- [EXERCISE REQUIREMENTS] The records are to be repeated in full, with the images removed.

- [Entries taken from a collection]
++++++++++++++++++++

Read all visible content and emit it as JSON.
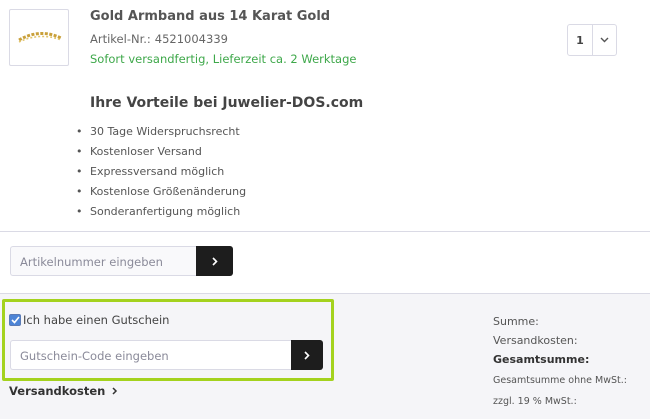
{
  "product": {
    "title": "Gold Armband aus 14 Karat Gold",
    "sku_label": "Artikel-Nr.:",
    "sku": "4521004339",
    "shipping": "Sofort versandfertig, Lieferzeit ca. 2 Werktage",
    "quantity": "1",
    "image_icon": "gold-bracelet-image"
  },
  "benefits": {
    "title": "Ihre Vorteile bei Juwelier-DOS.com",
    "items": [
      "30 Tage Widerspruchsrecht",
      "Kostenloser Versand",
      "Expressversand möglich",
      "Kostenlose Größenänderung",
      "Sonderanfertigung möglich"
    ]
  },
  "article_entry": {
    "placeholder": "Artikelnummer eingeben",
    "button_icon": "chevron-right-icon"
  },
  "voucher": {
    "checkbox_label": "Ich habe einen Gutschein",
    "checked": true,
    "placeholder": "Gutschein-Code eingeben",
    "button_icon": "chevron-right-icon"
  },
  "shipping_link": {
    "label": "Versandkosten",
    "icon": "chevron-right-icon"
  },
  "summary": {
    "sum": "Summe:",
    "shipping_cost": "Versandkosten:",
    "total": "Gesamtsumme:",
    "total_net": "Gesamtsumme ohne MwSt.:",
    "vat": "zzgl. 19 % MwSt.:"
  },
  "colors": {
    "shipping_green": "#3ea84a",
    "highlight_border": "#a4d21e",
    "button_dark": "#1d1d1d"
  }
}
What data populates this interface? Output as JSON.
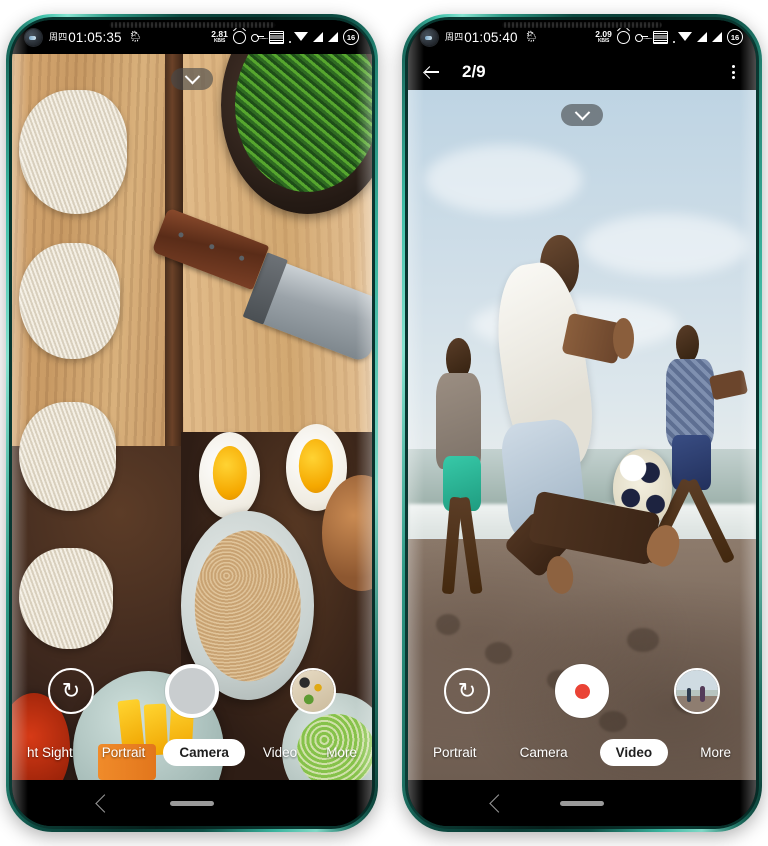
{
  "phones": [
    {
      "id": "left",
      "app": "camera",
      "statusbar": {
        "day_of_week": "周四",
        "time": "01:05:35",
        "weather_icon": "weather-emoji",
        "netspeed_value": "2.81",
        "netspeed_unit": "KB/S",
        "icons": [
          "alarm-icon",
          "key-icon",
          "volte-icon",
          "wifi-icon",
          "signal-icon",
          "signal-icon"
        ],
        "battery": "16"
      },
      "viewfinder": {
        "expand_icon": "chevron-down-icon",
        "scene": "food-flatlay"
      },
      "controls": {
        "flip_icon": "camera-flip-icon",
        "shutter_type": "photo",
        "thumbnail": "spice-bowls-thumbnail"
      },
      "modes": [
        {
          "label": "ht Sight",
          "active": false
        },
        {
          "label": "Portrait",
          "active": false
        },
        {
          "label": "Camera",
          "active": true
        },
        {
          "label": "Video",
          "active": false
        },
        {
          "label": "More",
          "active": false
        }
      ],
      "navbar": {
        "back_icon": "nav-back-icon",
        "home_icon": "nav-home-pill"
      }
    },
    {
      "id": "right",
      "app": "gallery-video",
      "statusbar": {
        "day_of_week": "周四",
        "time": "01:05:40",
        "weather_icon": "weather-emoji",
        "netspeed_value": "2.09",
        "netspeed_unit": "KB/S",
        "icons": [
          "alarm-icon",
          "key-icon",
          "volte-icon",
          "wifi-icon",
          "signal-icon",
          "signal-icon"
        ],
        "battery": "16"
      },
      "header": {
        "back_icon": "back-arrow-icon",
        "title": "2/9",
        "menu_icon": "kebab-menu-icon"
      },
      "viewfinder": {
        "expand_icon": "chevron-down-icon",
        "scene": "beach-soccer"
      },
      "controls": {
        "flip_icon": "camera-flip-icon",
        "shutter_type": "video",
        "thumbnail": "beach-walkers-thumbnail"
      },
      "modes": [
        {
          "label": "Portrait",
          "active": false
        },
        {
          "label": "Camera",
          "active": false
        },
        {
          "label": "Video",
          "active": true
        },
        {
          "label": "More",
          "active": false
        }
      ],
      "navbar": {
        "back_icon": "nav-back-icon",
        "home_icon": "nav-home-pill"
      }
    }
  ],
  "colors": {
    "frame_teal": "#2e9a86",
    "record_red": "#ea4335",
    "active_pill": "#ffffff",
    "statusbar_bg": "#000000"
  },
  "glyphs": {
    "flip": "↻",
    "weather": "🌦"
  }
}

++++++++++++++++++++

- [RESULT]
Read all visible content and emit it as JSON.
{
  "product": {
    "title": "Gold Armband aus 14 Karat Gold",
    "sku_label": "Artikel-Nr.:",
    "sku": "4521004339",
    "shipping": "Sofort versandfertig, Lieferzeit ca. 2 Werktage",
    "quantity": "1",
    "image_icon": "gold-bracelet-image"
  },
  "benefits": {
    "title": "Ihre Vorteile bei Juwelier-DOS.com",
    "items": [
      "30 Tage Widerspruchsrecht",
      "Kostenloser Versand",
      "Expressversand möglich",
      "Kostenlose Größenänderung",
      "Sonderanfertigung möglich"
    ]
  },
  "article_entry": {
    "placeholder": "Artikelnummer eingeben",
    "button_icon": "chevron-right-icon"
  },
  "voucher": {
    "checkbox_label": "Ich habe einen Gutschein",
    "checked": true,
    "placeholder": "Gutschein-Code eingeben",
    "button_icon": "chevron-right-icon"
  },
  "shipping_link": {
    "label": "Versandkosten",
    "icon": "chevron-right-icon"
  },
  "summary": {
    "sum": "Summe:",
    "shipping_cost": "Versandkosten:",
    "total": "Gesamtsumme:",
    "total_net": "Gesamtsumme ohne MwSt.:",
    "vat": "zzgl. 19 % MwSt.:"
  },
  "colors": {
    "shipping_green": "#3ea84a",
    "highlight_border": "#a4d21e",
    "button_dark": "#1d1d1d"
  }
}
What data populates this interface? Output as JSON.
{
  "phones": [
    {
      "id": "left",
      "app": "camera",
      "statusbar": {
        "day_of_week": "周四",
        "time": "01:05:35",
        "weather_icon": "weather-emoji",
        "netspeed_value": "2.81",
        "netspeed_unit": "KB/S",
        "icons": [
          "alarm-icon",
          "key-icon",
          "volte-icon",
          "wifi-icon",
          "signal-icon",
          "signal-icon"
        ],
        "battery": "16"
      },
      "viewfinder": {
        "expand_icon": "chevron-down-icon",
        "scene": "food-flatlay"
      },
      "controls": {
        "flip_icon": "camera-flip-icon",
        "shutter_type": "photo",
        "thumbnail": "spice-bowls-thumbnail"
      },
      "modes": [
        {
          "label": "ht Sight",
          "active": false
        },
        {
          "label": "Portrait",
          "active": false
        },
        {
          "label": "Camera",
          "active": true
        },
        {
          "label": "Video",
          "active": false
        },
        {
          "label": "More",
          "active": false
        }
      ],
      "navbar": {
        "back_icon": "nav-back-icon",
        "home_icon": "nav-home-pill"
      }
    },
    {
      "id": "right",
      "app": "gallery-video",
      "statusbar": {
        "day_of_week": "周四",
        "time": "01:05:40",
        "weather_icon": "weather-emoji",
        "netspeed_value": "2.09",
        "netspeed_unit": "KB/S",
        "icons": [
          "alarm-icon",
          "key-icon",
          "volte-icon",
          "wifi-icon",
          "signal-icon",
          "signal-icon"
        ],
        "battery": "16"
      },
      "header": {
        "back_icon": "back-arrow-icon",
        "title": "2/9",
        "menu_icon": "kebab-menu-icon"
      },
      "viewfinder": {
        "expand_icon": "chevron-down-icon",
        "scene": "beach-soccer"
      },
      "controls": {
        "flip_icon": "camera-flip-icon",
        "shutter_type": "video",
        "thumbnail": "beach-walkers-thumbnail"
      },
      "modes": [
        {
          "label": "Portrait",
          "active": false
        },
        {
          "label": "Camera",
          "active": false
        },
        {
          "label": "Video",
          "active": true
        },
        {
          "label": "More",
          "active": false
        }
      ],
      "navbar": {
        "back_icon": "nav-back-icon",
        "home_icon": "nav-home-pill"
      }
    }
  ],
  "colors": {
    "frame_teal": "#2e9a86",
    "record_red": "#ea4335",
    "active_pill": "#ffffff",
    "statusbar_bg": "#000000"
  },
  "glyphs": {
    "flip": "↻",
    "weather": "🌦"
  }
}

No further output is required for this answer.